Predator and Prey, Highs and Lows of Field Research
I’ve been beyond fortunate to have spent the last year working with the lab in our new study area in the central Oregon Cascades, getting our new projects off the ground and into the hands (or big fluffy feet?) of the local snowshoe hares. Scott and I first came out here in April 2020 when the snow was piled high and a day in the field meant cold fingers and soaking wet boots. Then came the first blooms of trillium and lady slippers, the wren and warbler song, ferns that grew taller than me, and a couple of excellent field hands to stumble through them with. We had several months in the sun and mosquitos before the nights lengthened and chanterelles sprang up after the first fall rains. In time, the hares molted back into their winter coats and now I’m back to stomping around in snow drifts, dreaming about flowers and warmth. Witnessing every season in the study area has been amazing, and each has had its unique challenges. Our study area is dynamic, encompassing a strong elevational gradient and unpredictable weather patterns that have created perfect conditions to support the polymorphic population of winter white and winter brown snowshoe hares that we’re studying. Things change quickly, but at least the unpredictability remains predictable!
Calypso bulbosa aka fairy slippers or Calypso orchid growing at one of our study sites
Sometimes my mental state and contentment with a day’s work can change as quickly as the weather up here. To gather the data that we need to understand hare responses to rapid climate change, we need to trap and release individuals with radiocollars. Live trapping itself has some inherent challenges. Even if you take every step to provide animals with quality care – adequate food, hydration, shelter, frequent trap checks – the bottom line is that you are still holding a wild animal captive and unable to navigate its habitat safely. Once a hare enters a trap, it’s in our hands. But every once in a while, someone else gets their paws on them first. Early in the morning last week, I went out to check our traps and came upon a nasty scene – one of our collared hares had been attacked in the trap and partially consumed by a predator. I took her remains out and tried to remove the collar, but needed to retrieve a tool from the truck to do so. I was bummed out and feeling sorry for our furry friend who I had just met five days prior. Free ranging hares regularly meet grisly ends like this, but it’s hard not to feel guilt when it happens while they are under my care. My job revolves around collecting data while prioritizing the animals’ safety and wellbeing, so it hurts when my efforts are thwarted. I somberly checked the rest of our traps and returned to retrieve our collar.
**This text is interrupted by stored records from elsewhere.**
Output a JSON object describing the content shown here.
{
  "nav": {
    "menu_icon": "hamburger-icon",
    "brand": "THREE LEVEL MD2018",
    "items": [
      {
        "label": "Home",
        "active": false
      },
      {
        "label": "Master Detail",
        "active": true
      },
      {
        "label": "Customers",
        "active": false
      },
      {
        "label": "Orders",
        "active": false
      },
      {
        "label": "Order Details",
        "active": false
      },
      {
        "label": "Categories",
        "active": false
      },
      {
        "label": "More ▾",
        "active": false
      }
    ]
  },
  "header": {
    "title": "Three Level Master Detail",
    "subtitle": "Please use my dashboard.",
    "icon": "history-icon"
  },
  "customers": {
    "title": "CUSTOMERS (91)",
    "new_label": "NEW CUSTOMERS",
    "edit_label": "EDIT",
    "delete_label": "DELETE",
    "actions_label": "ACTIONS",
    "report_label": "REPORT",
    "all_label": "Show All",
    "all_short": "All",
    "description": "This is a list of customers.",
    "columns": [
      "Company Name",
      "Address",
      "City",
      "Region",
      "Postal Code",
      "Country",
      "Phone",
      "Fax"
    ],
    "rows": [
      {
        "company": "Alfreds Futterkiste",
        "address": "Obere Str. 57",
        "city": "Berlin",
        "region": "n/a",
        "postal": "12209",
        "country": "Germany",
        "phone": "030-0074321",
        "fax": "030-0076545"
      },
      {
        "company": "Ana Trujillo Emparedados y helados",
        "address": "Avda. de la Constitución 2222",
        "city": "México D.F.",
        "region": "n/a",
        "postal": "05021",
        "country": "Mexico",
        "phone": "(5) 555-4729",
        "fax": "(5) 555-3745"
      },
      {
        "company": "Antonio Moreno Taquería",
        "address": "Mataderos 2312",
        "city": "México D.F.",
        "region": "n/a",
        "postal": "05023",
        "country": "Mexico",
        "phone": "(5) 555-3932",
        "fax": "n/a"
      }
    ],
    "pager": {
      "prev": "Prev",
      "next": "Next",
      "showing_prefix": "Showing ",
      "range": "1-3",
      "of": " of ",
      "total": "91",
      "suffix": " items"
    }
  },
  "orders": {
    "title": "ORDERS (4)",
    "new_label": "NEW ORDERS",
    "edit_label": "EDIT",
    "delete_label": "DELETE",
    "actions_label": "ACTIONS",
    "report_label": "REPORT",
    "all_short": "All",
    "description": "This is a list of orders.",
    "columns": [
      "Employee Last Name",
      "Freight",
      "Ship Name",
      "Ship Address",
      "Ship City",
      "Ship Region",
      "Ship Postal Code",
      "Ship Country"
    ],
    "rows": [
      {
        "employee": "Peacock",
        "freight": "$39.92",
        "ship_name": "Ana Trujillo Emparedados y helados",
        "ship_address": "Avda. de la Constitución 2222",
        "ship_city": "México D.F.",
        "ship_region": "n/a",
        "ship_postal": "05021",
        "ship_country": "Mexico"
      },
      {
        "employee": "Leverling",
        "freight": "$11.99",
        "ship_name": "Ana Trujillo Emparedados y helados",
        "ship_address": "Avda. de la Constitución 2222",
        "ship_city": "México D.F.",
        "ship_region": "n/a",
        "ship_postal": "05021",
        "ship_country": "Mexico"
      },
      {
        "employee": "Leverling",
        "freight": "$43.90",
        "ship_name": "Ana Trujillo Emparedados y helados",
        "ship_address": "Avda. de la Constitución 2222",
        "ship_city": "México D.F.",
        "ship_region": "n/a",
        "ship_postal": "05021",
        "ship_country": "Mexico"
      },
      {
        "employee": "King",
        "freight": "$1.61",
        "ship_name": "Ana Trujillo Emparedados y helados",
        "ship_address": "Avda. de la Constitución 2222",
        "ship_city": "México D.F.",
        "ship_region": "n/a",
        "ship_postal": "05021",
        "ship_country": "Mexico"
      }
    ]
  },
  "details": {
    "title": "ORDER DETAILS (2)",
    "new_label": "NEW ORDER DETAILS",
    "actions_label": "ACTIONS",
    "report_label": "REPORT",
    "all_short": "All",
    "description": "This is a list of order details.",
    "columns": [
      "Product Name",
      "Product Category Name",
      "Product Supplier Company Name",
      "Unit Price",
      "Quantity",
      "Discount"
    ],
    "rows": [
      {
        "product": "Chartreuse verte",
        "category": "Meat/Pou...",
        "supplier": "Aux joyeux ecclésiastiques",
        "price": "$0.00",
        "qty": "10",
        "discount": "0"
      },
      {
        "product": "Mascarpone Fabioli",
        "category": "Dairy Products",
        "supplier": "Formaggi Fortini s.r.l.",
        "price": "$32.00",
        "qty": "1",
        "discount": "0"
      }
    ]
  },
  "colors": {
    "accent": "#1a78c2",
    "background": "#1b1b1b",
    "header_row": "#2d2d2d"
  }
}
But it was gone! Whoever got our hare was not interested in giving up the rest of their easy meal. I cursed them for a moment before running back to the truck and grabbing our VHF radio telemetry receiver and antenna and charging back into the snow after the collar signal. I was well aware that I probably wouldn’t see the perpetrator - that if it hadn’t already taken our collar into a den, it would disappear when I approached on noisy snowshoes. Fortunately, I found the rest of the hare in a tree well, looking a little worse for wear. I removed the collar and almost walked away before I had an idea. With no more hares to process and a few hours until lab meeting, I could afford to wait and see who had taken our hare. I took the remains and placed them on a snow heap in a small clearing and walked off about thirty yards through the trees. Then, I just sat quietly behind a snow drift and tried to be as inconspicuous as a big dumb loud smelly human in colorful rain gear can be in the forest.
About ten minutes later, I saw a pair of pointed ears across the clearing. After a few moments they turned sideways, then back at me. The creature stepped out and I saw its profile – no long snout, and pointed furry cheeks – a bobcat! It moved silently into the clearing, where sunlight streamed through the branches onto its back, revealing a beautiful grey coat with black splotches. In a moment, it was gone again, but my mood had changed completely. My first bobcat sighting! This amazing animal is just trying to survive life in the Cascades. If you left a platter of chocolate chip cookies out for me in the woods, I would eat them too. I am still sad for our hare, but she was only one individual in an ecosystem that is rich, amazing, and dynamic. One of my darker days in the field quickly became a highlight in the same way that the clouds will clear in a moment in the Cascades. Unpredictability is a part of the natural world and I feel lucky to experience it so directly in our field work– it keeps me honest, even if it isn’t always easy to work with. It’s been a wonderful year with the Mills Lab and I think the sunny days still outnumber the sopping wet ones (….debatable…). I’m looking forward to more of it either way!
Amanda Emmel, Field & Lab Manager/Lead Technician
Feature Image: A VHF radio-collared hare checking out one of our baited camera traps